SETI Astronomer Jill Tarter Says Humans Will Discover Aliens by 2100—Here's Why the Inspiration for 'Contact' Is So Convinced
Imagine being NASA scientist Jill Tarter.
Imagine dedicating yourself to the study of the stars, and to trying to find alien life somewhere out in the cosmos. Imagine then that in the late '90s, a movie studio decides to turn your life's story into a movie starring Jodie Foster.
Imagine then that, for some reason, the movie ends up being a work of complete fiction.
In addition to being the inspiration for 1997's Contact, with all its sci-fi gobbledygook, Jill Tarter is the research chair for NASA's Search for Extraterrestrial Intelligence program. After a lifetime of investigating the cosmos and trying to find proof of advanced alien life somewhere among the stars, Tarter is still convinced that, sooner rather than later, our species will positively identify a technologically capable extraterrestrial species.
Speaking at the Florida Institute of Technology's recent Cross Cultural Management summit, Tarter said that humanity should manage to make contact with aliens within the next 80 years. It's simply a numbers game—with so many stars in our galaxy, there must be life out there somewhere. It just might take us a little while to spot it because our corner of the Milky Way is relatively sparse.
According to Tarter, there are two kinds of life signs that we ought to keep our eyes open for. The first are biomarkers; indications from a planet's atmosphere that might suggest that creatures live on its surface.
Other scientists have already suggested some biomarkers that humanity should be keeping an eye out for, such as an oxygen-rich environment, or even the presence of viruses within a planet's atmosphere.
Alternatively, there's the kind of lifesigns that Jodie Foster's character goes looking for in Contact; technosignatures, or indicators of an alien race that's capable of broadcast communication and space flight.
Again, there are various different technosignatures that we could spot. The obvious Holy Grail for this kind of research would be radio communication signals, but it's also possible that we'll be able to spot aliens by glimpsing at artificial structures in a planet's orbit, such as satellites or even just garden variety space junk.
Whatever form alien proof might take, Tarter has a plan to find it. The scientist is currently raising money for a SETI initiative to set up a series of optical and infrared cameras to constantly film the night's sky in all directions around the Earth, so that we can potentially catch a glimpse of any flash of light that might be created by distant aliens.
According to Tarter:
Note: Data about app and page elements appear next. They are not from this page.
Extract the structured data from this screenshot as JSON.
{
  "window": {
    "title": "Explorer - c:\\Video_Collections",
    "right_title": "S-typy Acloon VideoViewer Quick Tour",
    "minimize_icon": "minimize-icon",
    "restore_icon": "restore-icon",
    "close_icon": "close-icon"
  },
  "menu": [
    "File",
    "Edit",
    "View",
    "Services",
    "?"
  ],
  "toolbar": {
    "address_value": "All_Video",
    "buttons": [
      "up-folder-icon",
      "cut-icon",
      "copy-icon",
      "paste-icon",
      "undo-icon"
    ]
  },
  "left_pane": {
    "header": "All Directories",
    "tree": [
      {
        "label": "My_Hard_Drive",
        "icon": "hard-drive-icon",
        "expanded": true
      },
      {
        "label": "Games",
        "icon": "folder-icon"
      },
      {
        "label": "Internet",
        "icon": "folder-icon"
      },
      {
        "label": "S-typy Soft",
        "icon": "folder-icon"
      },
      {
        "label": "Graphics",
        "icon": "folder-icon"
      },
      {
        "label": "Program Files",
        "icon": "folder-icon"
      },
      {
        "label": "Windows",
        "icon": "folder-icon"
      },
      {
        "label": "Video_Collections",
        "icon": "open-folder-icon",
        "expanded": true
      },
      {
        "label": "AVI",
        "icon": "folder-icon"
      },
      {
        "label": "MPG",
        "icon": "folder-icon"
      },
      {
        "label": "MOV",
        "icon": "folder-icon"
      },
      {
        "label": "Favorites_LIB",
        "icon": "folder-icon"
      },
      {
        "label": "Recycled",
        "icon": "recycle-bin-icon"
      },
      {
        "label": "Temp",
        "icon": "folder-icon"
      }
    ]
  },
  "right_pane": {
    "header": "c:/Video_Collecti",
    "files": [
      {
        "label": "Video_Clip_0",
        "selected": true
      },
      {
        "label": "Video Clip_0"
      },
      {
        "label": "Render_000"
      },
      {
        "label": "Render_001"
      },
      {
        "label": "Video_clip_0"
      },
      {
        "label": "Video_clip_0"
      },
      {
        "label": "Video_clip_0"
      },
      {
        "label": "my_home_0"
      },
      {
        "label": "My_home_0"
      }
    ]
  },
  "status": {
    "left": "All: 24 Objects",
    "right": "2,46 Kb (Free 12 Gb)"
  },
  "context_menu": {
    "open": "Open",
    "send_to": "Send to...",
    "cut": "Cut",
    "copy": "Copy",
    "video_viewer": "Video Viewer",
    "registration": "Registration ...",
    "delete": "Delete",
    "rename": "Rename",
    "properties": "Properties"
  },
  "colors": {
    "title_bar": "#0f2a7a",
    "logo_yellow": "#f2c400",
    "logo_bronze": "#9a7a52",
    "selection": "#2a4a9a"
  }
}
It remains to be seen whether Tarter's new plan will bear fruit, but if her work does lead to the discovery of aliens, it'll make her true story far more interesting than anything that could be invented for a fictional movie like Contact.